Keep the text of the data exactly as it is and omit each picture from the copy.

§ §

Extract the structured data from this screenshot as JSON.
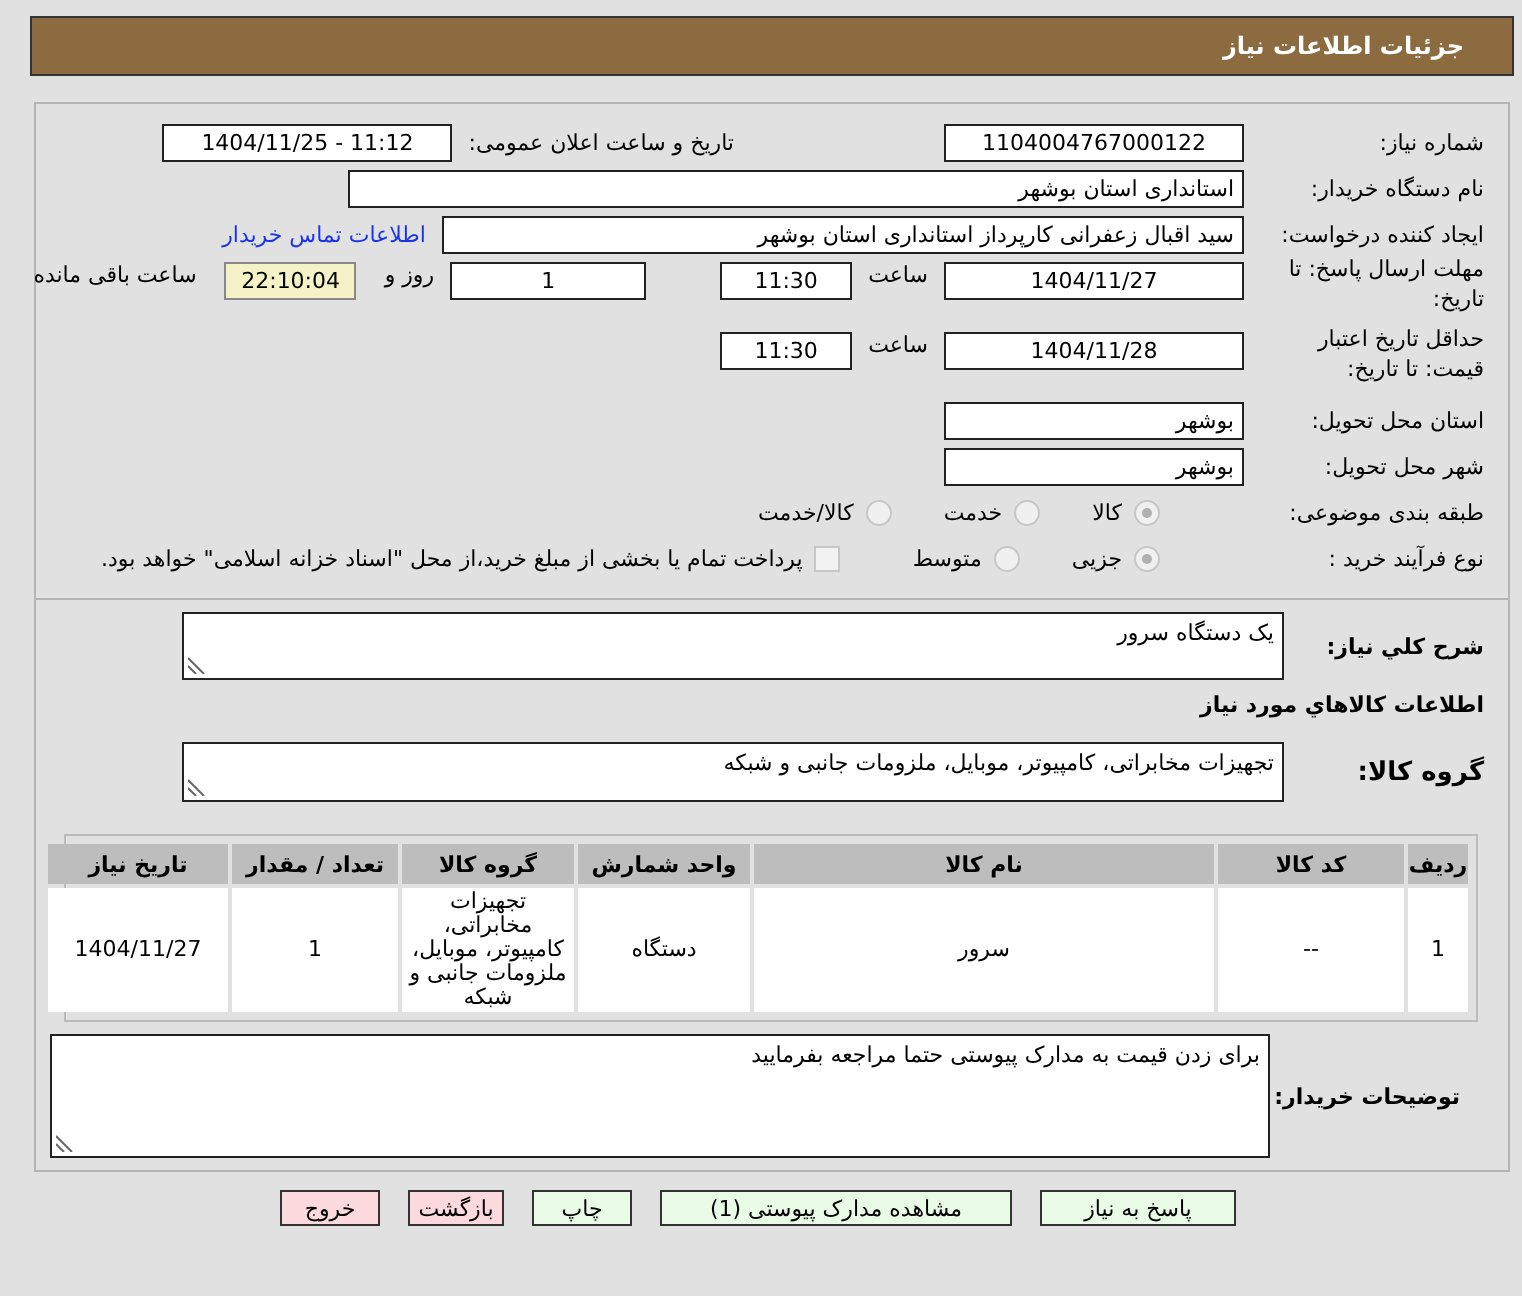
{
  "header": {
    "title": "جزئیات اطلاعات نیاز"
  },
  "need_number": {
    "label": "شماره نیاز:",
    "value": "1104004767000122"
  },
  "announce": {
    "label": "تاریخ و ساعت اعلان عمومی:",
    "value": "1404/11/25 - 11:12"
  },
  "buyer_org": {
    "label": "نام دستگاه خریدار:",
    "value": "استانداری استان بوشهر"
  },
  "requester": {
    "label": "ایجاد کننده درخواست:",
    "value": "سید اقبال زعفرانی کارپرداز استانداری استان بوشهر",
    "link": "اطلاعات تماس خریدار"
  },
  "reply_deadline": {
    "label": "مهلت ارسال پاسخ: تا تاریخ:",
    "date": "1404/11/27",
    "time_label": "ساعت",
    "time": "11:30",
    "days": "1",
    "days_label": "روز و",
    "remaining": "22:10:04",
    "remaining_label": "ساعت باقی مانده"
  },
  "price_validity": {
    "label": "حداقل تاریخ اعتبار قیمت: تا تاریخ:",
    "date": "1404/11/28",
    "time_label": "ساعت",
    "time": "11:30"
  },
  "delivery_province": {
    "label": "استان محل تحویل:",
    "value": "بوشهر"
  },
  "delivery_city": {
    "label": "شهر محل تحویل:",
    "value": "بوشهر"
  },
  "category": {
    "label": "طبقه بندی موضوعی:",
    "options": [
      {
        "label": "کالا",
        "selected": true
      },
      {
        "label": "خدمت",
        "selected": false
      },
      {
        "label": "کالا/خدمت",
        "selected": false
      }
    ]
  },
  "process": {
    "label": "نوع فرآیند خرید :",
    "options": [
      {
        "label": "جزیی",
        "selected": true
      },
      {
        "label": "متوسط",
        "selected": false
      }
    ],
    "checkbox": {
      "checked": false,
      "label": "پرداخت تمام یا بخشی از مبلغ خرید،از محل \"اسناد خزانه اسلامی\" خواهد بود."
    }
  },
  "description": {
    "label": "شرح کلي نیاز:",
    "value": "یک دستگاه سرور"
  },
  "goods_heading": "اطلاعات کالاهاي مورد نیاز",
  "goods_group": {
    "label": "گروه کالا:",
    "value": "تجهیزات مخابراتی، کامپیوتر، موبایل، ملزومات جانبی و شبکه"
  },
  "table": {
    "columns": [
      "ردیف",
      "کد کالا",
      "نام کالا",
      "واحد شمارش",
      "گروه کالا",
      "تعداد / مقدار",
      "تاریخ نیاز"
    ],
    "rows": [
      [
        "1",
        "--",
        "سرور",
        "دستگاه",
        "تجهیزات مخابراتی، کامپیوتر، موبایل، ملزومات جانبی و شبکه",
        "1",
        "1404/11/27"
      ]
    ]
  },
  "buyer_notes": {
    "label": "توضیحات خریدار:",
    "value": "برای زدن قیمت به مدارک پیوستی حتما مراجعه بفرمایید"
  },
  "buttons": [
    {
      "label": "پاسخ به نیاز",
      "kind": "normal"
    },
    {
      "label": "مشاهده مدارک پیوستی (1)",
      "kind": "normal"
    },
    {
      "label": "چاپ",
      "kind": "normal"
    },
    {
      "label": "بازگشت",
      "kind": "danger"
    },
    {
      "label": "خروج",
      "kind": "danger"
    }
  ]
}
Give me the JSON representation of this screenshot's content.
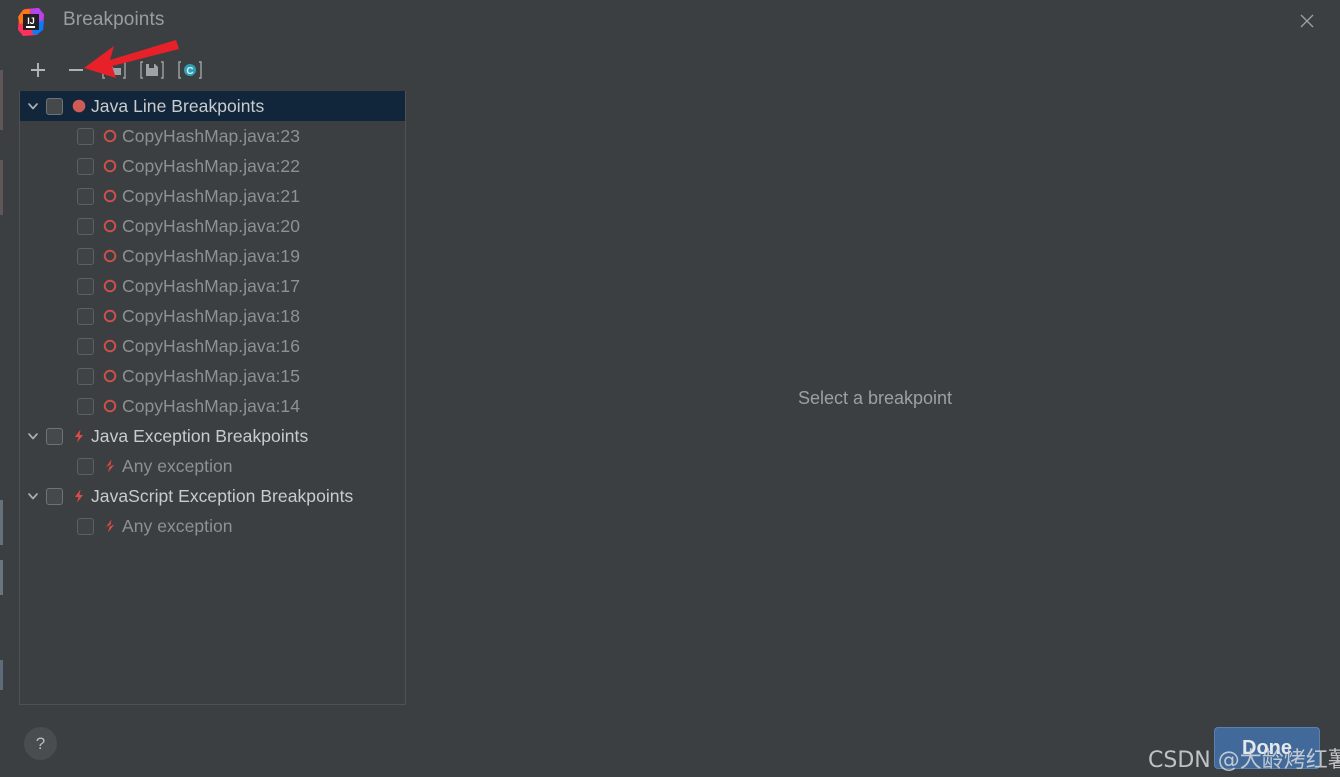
{
  "window": {
    "title": "Breakpoints",
    "app_icon": "intellij-idea-logo",
    "close_icon": "close-icon",
    "background_color": "#3c3f41"
  },
  "toolbar": {
    "buttons": [
      {
        "name": "add-breakpoint-button",
        "icon": "plus-icon",
        "label": "+"
      },
      {
        "name": "remove-breakpoint-button",
        "icon": "minus-icon",
        "label": "−"
      },
      {
        "name": "move-to-group-button",
        "icon": "folder-icon",
        "label": ""
      },
      {
        "name": "set-as-default-button",
        "icon": "save-disk-icon",
        "label": ""
      },
      {
        "name": "view-breakpoint-source-button",
        "icon": "circle-c-icon",
        "label": ""
      }
    ]
  },
  "annotation": {
    "type": "red-arrow",
    "color": "#e8202a",
    "points_to": "remove-breakpoint-button"
  },
  "tree": {
    "groups": [
      {
        "label": "Java Line Breakpoints",
        "icon": "breakpoint-dot-icon",
        "expanded": true,
        "checked": false,
        "selected": true,
        "children": [
          {
            "label": "CopyHashMap.java:23",
            "icon": "breakpoint-disabled-icon",
            "checked": false
          },
          {
            "label": "CopyHashMap.java:22",
            "icon": "breakpoint-disabled-icon",
            "checked": false
          },
          {
            "label": "CopyHashMap.java:21",
            "icon": "breakpoint-disabled-icon",
            "checked": false
          },
          {
            "label": "CopyHashMap.java:20",
            "icon": "breakpoint-disabled-icon",
            "checked": false
          },
          {
            "label": "CopyHashMap.java:19",
            "icon": "breakpoint-disabled-icon",
            "checked": false
          },
          {
            "label": "CopyHashMap.java:17",
            "icon": "breakpoint-disabled-icon",
            "checked": false
          },
          {
            "label": "CopyHashMap.java:18",
            "icon": "breakpoint-disabled-icon",
            "checked": false
          },
          {
            "label": "CopyHashMap.java:16",
            "icon": "breakpoint-disabled-icon",
            "checked": false
          },
          {
            "label": "CopyHashMap.java:15",
            "icon": "breakpoint-disabled-icon",
            "checked": false
          },
          {
            "label": "CopyHashMap.java:14",
            "icon": "breakpoint-disabled-icon",
            "checked": false
          }
        ]
      },
      {
        "label": "Java Exception Breakpoints",
        "icon": "exception-bolt-icon",
        "expanded": true,
        "checked": false,
        "selected": false,
        "children": [
          {
            "label": "Any exception",
            "icon": "exception-bolt-disabled-icon",
            "checked": false
          }
        ]
      },
      {
        "label": "JavaScript Exception Breakpoints",
        "icon": "exception-bolt-icon",
        "expanded": true,
        "checked": false,
        "selected": false,
        "children": [
          {
            "label": "Any exception",
            "icon": "exception-bolt-disabled-icon",
            "checked": false
          }
        ]
      }
    ]
  },
  "detail": {
    "empty_message": "Select a breakpoint"
  },
  "footer": {
    "help_label": "?",
    "help_icon": "question-mark-icon",
    "done_label": "Done",
    "done_color": "#41699a"
  },
  "watermark": {
    "text": "CSDN @大龄烤红薯"
  }
}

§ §

### WRITTEN SOLUTION
Extract the structured data from this screenshot as JSON.
{
  "header": {
    "title": "جزئیات اطلاعات نیاز"
  },
  "need_number": {
    "label": "شماره نیاز:",
    "value": "1104004767000122"
  },
  "announce": {
    "label": "تاریخ و ساعت اعلان عمومی:",
    "value": "1404/11/25 - 11:12"
  },
  "buyer_org": {
    "label": "نام دستگاه خریدار:",
    "value": "استانداری استان بوشهر"
  },
  "requester": {
    "label": "ایجاد کننده درخواست:",
    "value": "سید اقبال زعفرانی کارپرداز استانداری استان بوشهر",
    "link": "اطلاعات تماس خریدار"
  },
  "reply_deadline": {
    "label": "مهلت ارسال پاسخ: تا تاریخ:",
    "date": "1404/11/27",
    "time_label": "ساعت",
    "time": "11:30",
    "days": "1",
    "days_label": "روز و",
    "remaining": "22:10:04",
    "remaining_label": "ساعت باقی مانده"
  },
  "price_validity": {
    "label": "حداقل تاریخ اعتبار قیمت: تا تاریخ:",
    "date": "1404/11/28",
    "time_label": "ساعت",
    "time": "11:30"
  },
  "delivery_province": {
    "label": "استان محل تحویل:",
    "value": "بوشهر"
  },
  "delivery_city": {
    "label": "شهر محل تحویل:",
    "value": "بوشهر"
  },
  "category": {
    "label": "طبقه بندی موضوعی:",
    "options": [
      {
        "label": "کالا",
        "selected": true
      },
      {
        "label": "خدمت",
        "selected": false
      },
      {
        "label": "کالا/خدمت",
        "selected": false
      }
    ]
  },
  "process": {
    "label": "نوع فرآیند خرید :",
    "options": [
      {
        "label": "جزیی",
        "selected": true
      },
      {
        "label": "متوسط",
        "selected": false
      }
    ],
    "checkbox": {
      "checked": false,
      "label": "پرداخت تمام یا بخشی از مبلغ خرید،از محل \"اسناد خزانه اسلامی\" خواهد بود."
    }
  },
  "description": {
    "label": "شرح کلي نیاز:",
    "value": "یک دستگاه سرور"
  },
  "goods_heading": "اطلاعات کالاهاي مورد نیاز",
  "goods_group": {
    "label": "گروه کالا:",
    "value": "تجهیزات مخابراتی، کامپیوتر، موبایل، ملزومات جانبی و شبکه"
  },
  "table": {
    "columns": [
      "ردیف",
      "کد کالا",
      "نام کالا",
      "واحد شمارش",
      "گروه کالا",
      "تعداد / مقدار",
      "تاریخ نیاز"
    ],
    "rows": [
      [
        "1",
        "--",
        "سرور",
        "دستگاه",
        "تجهیزات مخابراتی، کامپیوتر، موبایل، ملزومات جانبی و شبکه",
        "1",
        "1404/11/27"
      ]
    ]
  },
  "buyer_notes": {
    "label": "توضیحات خریدار:",
    "value": "برای زدن قیمت به مدارک پیوستی حتما مراجعه بفرمایید"
  },
  "buttons": [
    {
      "label": "پاسخ به نیاز",
      "kind": "normal"
    },
    {
      "label": "مشاهده مدارک پیوستی (1)",
      "kind": "normal"
    },
    {
      "label": "چاپ",
      "kind": "normal"
    },
    {
      "label": "بازگشت",
      "kind": "danger"
    },
    {
      "label": "خروج",
      "kind": "danger"
    }
  ]
}
Give me the JSON representation of this screenshot's content.
{
  "window": {
    "title": "Breakpoints",
    "app_icon": "intellij-idea-logo",
    "close_icon": "close-icon",
    "background_color": "#3c3f41"
  },
  "toolbar": {
    "buttons": [
      {
        "name": "add-breakpoint-button",
        "icon": "plus-icon",
        "label": "+"
      },
      {
        "name": "remove-breakpoint-button",
        "icon": "minus-icon",
        "label": "−"
      },
      {
        "name": "move-to-group-button",
        "icon": "folder-icon",
        "label": ""
      },
      {
        "name": "set-as-default-button",
        "icon": "save-disk-icon",
        "label": ""
      },
      {
        "name": "view-breakpoint-source-button",
        "icon": "circle-c-icon",
        "label": ""
      }
    ]
  },
  "annotation": {
    "type": "red-arrow",
    "color": "#e8202a",
    "points_to": "remove-breakpoint-button"
  },
  "tree": {
    "groups": [
      {
        "label": "Java Line Breakpoints",
        "icon": "breakpoint-dot-icon",
        "expanded": true,
        "checked": false,
        "selected": true,
        "children": [
          {
            "label": "CopyHashMap.java:23",
            "icon": "breakpoint-disabled-icon",
            "checked": false
          },
          {
            "label": "CopyHashMap.java:22",
            "icon": "breakpoint-disabled-icon",
            "checked": false
          },
          {
            "label": "CopyHashMap.java:21",
            "icon": "breakpoint-disabled-icon",
            "checked": false
          },
          {
            "label": "CopyHashMap.java:20",
            "icon": "breakpoint-disabled-icon",
            "checked": false
          },
          {
            "label": "CopyHashMap.java:19",
            "icon": "breakpoint-disabled-icon",
            "checked": false
          },
          {
            "label": "CopyHashMap.java:17",
            "icon": "breakpoint-disabled-icon",
            "checked": false
          },
          {
            "label": "CopyHashMap.java:18",
            "icon": "breakpoint-disabled-icon",
            "checked": false
          },
          {
            "label": "CopyHashMap.java:16",
            "icon": "breakpoint-disabled-icon",
            "checked": false
          },
          {
            "label": "CopyHashMap.java:15",
            "icon": "breakpoint-disabled-icon",
            "checked": false
          },
          {
            "label": "CopyHashMap.java:14",
            "icon": "breakpoint-disabled-icon",
            "checked": false
          }
        ]
      },
      {
        "label": "Java Exception Breakpoints",
        "icon": "exception-bolt-icon",
        "expanded": true,
        "checked": false,
        "selected": false,
        "children": [
          {
            "label": "Any exception",
            "icon": "exception-bolt-disabled-icon",
            "checked": false
          }
        ]
      },
      {
        "label": "JavaScript Exception Breakpoints",
        "icon": "exception-bolt-icon",
        "expanded": true,
        "checked": false,
        "selected": false,
        "children": [
          {
            "label": "Any exception",
            "icon": "exception-bolt-disabled-icon",
            "checked": false
          }
        ]
      }
    ]
  },
  "detail": {
    "empty_message": "Select a breakpoint"
  },
  "footer": {
    "help_label": "?",
    "help_icon": "question-mark-icon",
    "done_label": "Done",
    "done_color": "#41699a"
  },
  "watermark": {
    "text": "CSDN @大龄烤红薯"
  }
}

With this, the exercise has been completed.